» **Task item**
Looking through the data, please report how many lines contain the string "REGISTRARSE", giving nothing but the number.

» **Records provided**

============================================================

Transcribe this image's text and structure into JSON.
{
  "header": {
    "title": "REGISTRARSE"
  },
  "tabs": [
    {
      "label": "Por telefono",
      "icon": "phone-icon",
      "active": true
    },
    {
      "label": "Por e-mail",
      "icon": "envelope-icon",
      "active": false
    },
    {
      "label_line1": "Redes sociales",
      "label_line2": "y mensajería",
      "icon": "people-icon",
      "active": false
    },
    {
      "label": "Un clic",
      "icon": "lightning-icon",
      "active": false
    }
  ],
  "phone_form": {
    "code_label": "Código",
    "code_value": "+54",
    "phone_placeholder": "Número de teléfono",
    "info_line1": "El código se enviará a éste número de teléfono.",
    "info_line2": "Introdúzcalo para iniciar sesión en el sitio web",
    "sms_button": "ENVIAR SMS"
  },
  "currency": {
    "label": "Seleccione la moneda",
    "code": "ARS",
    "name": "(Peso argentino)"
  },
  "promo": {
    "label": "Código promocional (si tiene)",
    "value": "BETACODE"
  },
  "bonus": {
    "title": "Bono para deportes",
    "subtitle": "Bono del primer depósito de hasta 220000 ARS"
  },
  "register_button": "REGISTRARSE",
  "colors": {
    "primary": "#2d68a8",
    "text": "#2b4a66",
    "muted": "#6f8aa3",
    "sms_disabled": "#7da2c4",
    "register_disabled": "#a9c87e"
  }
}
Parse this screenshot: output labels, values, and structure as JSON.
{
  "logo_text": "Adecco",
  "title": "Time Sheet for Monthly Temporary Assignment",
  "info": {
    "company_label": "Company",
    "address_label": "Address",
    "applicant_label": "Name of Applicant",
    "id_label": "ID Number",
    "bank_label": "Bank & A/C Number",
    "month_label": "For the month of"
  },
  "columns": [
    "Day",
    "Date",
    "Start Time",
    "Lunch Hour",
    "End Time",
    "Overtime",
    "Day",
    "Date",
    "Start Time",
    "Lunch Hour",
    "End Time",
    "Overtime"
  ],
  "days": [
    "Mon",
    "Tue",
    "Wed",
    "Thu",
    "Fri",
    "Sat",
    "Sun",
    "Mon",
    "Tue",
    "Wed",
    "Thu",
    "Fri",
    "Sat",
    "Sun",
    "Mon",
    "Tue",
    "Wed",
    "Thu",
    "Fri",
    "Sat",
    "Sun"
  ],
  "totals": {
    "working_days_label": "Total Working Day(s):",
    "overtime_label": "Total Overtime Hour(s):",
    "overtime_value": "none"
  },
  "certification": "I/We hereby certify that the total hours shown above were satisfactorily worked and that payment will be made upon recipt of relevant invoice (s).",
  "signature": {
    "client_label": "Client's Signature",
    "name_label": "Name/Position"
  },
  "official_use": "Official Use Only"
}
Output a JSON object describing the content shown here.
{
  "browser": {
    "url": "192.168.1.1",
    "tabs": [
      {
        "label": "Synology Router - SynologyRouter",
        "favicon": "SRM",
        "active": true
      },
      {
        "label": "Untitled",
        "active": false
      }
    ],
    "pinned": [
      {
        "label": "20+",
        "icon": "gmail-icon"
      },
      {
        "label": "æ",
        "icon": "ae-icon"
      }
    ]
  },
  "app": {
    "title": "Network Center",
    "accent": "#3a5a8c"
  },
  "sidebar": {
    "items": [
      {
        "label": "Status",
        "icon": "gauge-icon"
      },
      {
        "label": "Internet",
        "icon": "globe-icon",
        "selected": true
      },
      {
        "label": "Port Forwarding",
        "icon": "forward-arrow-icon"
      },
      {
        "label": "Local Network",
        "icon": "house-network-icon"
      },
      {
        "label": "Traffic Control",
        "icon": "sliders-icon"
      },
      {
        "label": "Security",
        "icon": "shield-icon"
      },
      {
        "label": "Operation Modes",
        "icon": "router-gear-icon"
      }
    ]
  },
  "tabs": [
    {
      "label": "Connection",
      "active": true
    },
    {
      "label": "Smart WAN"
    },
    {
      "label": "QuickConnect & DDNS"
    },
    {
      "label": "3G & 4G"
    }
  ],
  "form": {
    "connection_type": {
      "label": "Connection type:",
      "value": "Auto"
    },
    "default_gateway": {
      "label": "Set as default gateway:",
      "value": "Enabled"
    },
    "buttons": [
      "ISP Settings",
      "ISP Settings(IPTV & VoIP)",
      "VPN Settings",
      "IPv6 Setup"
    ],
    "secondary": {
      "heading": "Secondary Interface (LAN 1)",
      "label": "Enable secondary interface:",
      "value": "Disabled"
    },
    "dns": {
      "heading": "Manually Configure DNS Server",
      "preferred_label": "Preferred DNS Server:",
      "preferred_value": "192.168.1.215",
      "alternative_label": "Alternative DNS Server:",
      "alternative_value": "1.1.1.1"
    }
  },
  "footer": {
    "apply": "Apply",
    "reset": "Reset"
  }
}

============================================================

» **Solution for this task**
2